In contrast to other available ID prediction programs that merely identify likely ID regions, the DICHOT system we previously developed classifies the entire protein sequence into SDs and ID regions. Application of DICHOT to the human proteome revealed that residue-wise ID regions constitute 35%, SDs with similarity to PDB structures comprise 52%, while SDs with no similarity to PDB structures account for the remaining 13%. The last group consists of novel structural domains, termed cryptic domains, which serve as good targets of structural genomics. The DICHOT method applied to the proteomes of other model organisms indicated that eukaryotes generally have high ID contents, while prokaryotes do not. In human proteins, ID contents differ among subcellular localizations: nuclear proteins had the highest residue-wise ID fraction (47%), while mitochondrial proteins exhibited the lowest (13%). Phosphorylation and O-linked glycosylation sites were found to be located preferentially in ID regions. As O-linked glycans are attached to residues in the extracellular regions of proteins, the modification is likely to protect the ID regions from proteolytic cleavage in the extracellular environment. Alternative splicing events tend to occur more frequently in ID regions. We interpret this as evidence that natural selection is operating at the protein level in alternative splicing.

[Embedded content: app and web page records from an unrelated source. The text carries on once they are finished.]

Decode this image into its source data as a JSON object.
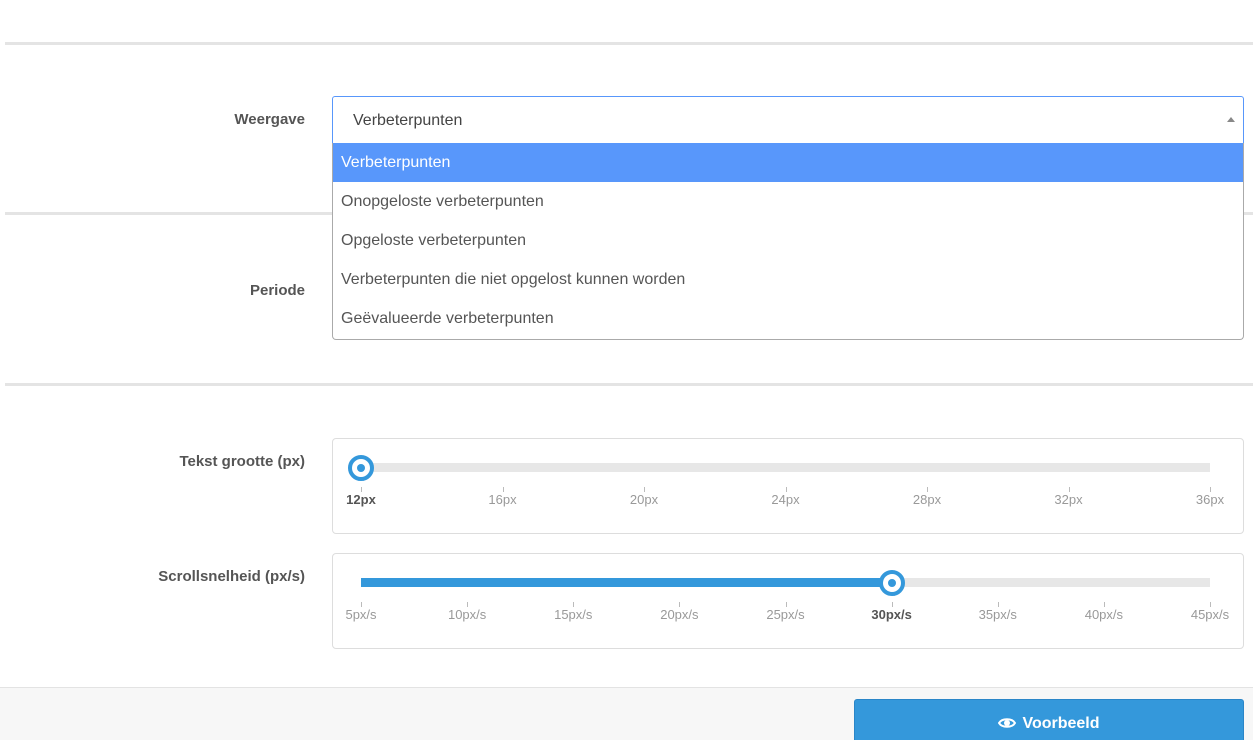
{
  "form": {
    "weergave": {
      "label": "Weergave",
      "selected": "Verbeterpunten",
      "options": [
        "Verbeterpunten",
        "Onopgeloste verbeterpunten",
        "Opgeloste verbeterpunten",
        "Verbeterpunten die niet opgelost kunnen worden",
        "Geëvalueerde verbeterpunten"
      ],
      "active_index": 0
    },
    "periode": {
      "label": "Periode"
    },
    "text_size": {
      "label": "Tekst grootte (px)",
      "ticks": [
        "12px",
        "16px",
        "20px",
        "24px",
        "28px",
        "32px",
        "36px"
      ],
      "value_index": 0
    },
    "scroll_speed": {
      "label": "Scrollsnelheid (px/s)",
      "ticks": [
        "5px/s",
        "10px/s",
        "15px/s",
        "20px/s",
        "25px/s",
        "30px/s",
        "35px/s",
        "40px/s",
        "45px/s"
      ],
      "value_index": 5
    }
  },
  "footer": {
    "preview_label": "Voorbeeld",
    "preview_icon": "eye-icon"
  },
  "colors": {
    "accent": "#3498db",
    "select_highlight": "#5897fb"
  }
}
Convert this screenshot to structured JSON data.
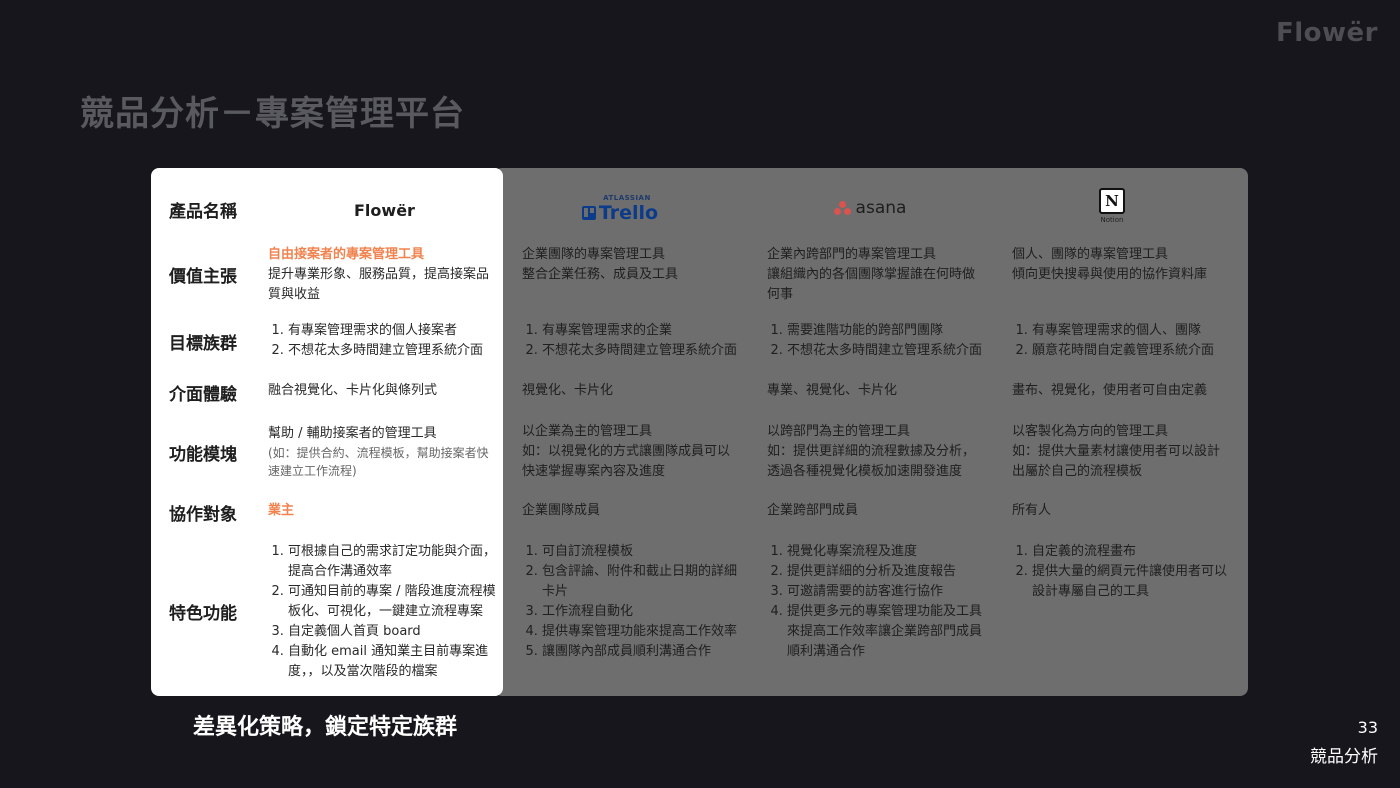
{
  "brand": "Flowër",
  "title": "競品分析－專案管理平台",
  "products": {
    "flower": "Flowër",
    "trello_super": "ATLASSIAN",
    "trello": "Trello",
    "asana": "asana",
    "notion": "Notion",
    "notion_mark": "N"
  },
  "row_labels": {
    "name": "產品名稱",
    "value": "價值主張",
    "target": "目標族群",
    "ui": "介面體驗",
    "module": "功能模塊",
    "collab": "協作對象",
    "feature": "特色功能"
  },
  "flower": {
    "value_accent": "自由接案者的專案管理工具",
    "value_text": "提升專業形象、服務品質，提高接案品質與收益",
    "target": [
      "有專案管理需求的個人接案者",
      "不想花太多時間建立管理系統介面"
    ],
    "ui": "融合視覺化、卡片化與條列式",
    "module_text": "幫助 / 輔助接案者的管理工具",
    "module_note": "(如：提供合約、流程模板，幫助接案者快速建立工作流程)",
    "collab": "業主",
    "feature": [
      "可根據自己的需求訂定功能與介面，提高合作溝通效率",
      "可通知目前的專案 / 階段進度流程模板化、可視化，一鍵建立流程專案",
      "自定義個人首頁 board",
      "自動化 email 通知業主目前專案進度，，以及當次階段的檔案"
    ]
  },
  "trello": {
    "value": "企業團隊的專案管理工具\n整合企業任務、成員及工具",
    "target": [
      "有專案管理需求的企業",
      "不想花太多時間建立管理系統介面"
    ],
    "ui": "視覺化、卡片化",
    "module": "以企業為主的管理工具\n如：以視覺化的方式讓團隊成員可以快速掌握專案內容及進度",
    "collab": "企業團隊成員",
    "feature": [
      "可自訂流程模板",
      "包含評論、附件和截止日期的詳細卡片",
      "工作流程自動化",
      "提供專案管理功能來提高工作效率",
      "讓團隊內部成員順利溝通合作"
    ]
  },
  "asana": {
    "value": "企業內跨部門的專案管理工具\n讓組織內的各個團隊掌握誰在何時做何事",
    "target": [
      "需要進階功能的跨部門團隊",
      "不想花太多時間建立管理系統介面"
    ],
    "ui": "專業、視覺化、卡片化",
    "module": "以跨部門為主的管理工具\n如：提供更詳細的流程數據及分析，透過各種視覺化模板加速開發進度",
    "collab": "企業跨部門成員",
    "feature": [
      "視覺化專案流程及進度",
      "提供更詳細的分析及進度報告",
      "可邀請需要的訪客進行協作",
      "提供更多元的專案管理功能及工具來提高工作效率讓企業跨部門成員順利溝通合作"
    ]
  },
  "notion": {
    "value": "個人、團隊的專案管理工具\n傾向更快搜尋與使用的協作資料庫",
    "target": [
      "有專案管理需求的個人、團隊",
      "願意花時間自定義管理系統介面"
    ],
    "ui": "畫布、視覺化，使用者可自由定義",
    "module": "以客製化為方向的管理工具\n如：提供大量素材讓使用者可以設計出屬於自己的流程模板",
    "collab": "所有人",
    "feature": [
      "自定義的流程畫布",
      "提供大量的網頁元件讓使用者可以設計專屬自己的工具"
    ]
  },
  "footer": {
    "tagline": "差異化策略，鎖定特定族群",
    "page_number": "33",
    "section": "競品分析"
  },
  "colors": {
    "accent": "#f0834f",
    "background": "#16161c",
    "trello_blue": "#0052cc",
    "asana_pink": "#f06a6a"
  }
}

We classified entire regions of proteins into the two categories, SDs and ID regions and thereby obtained various kinds of complete genome-wide statistics. The results of the present study are important basic information for understanding protein structural architectures and have been made publicly available at webcite.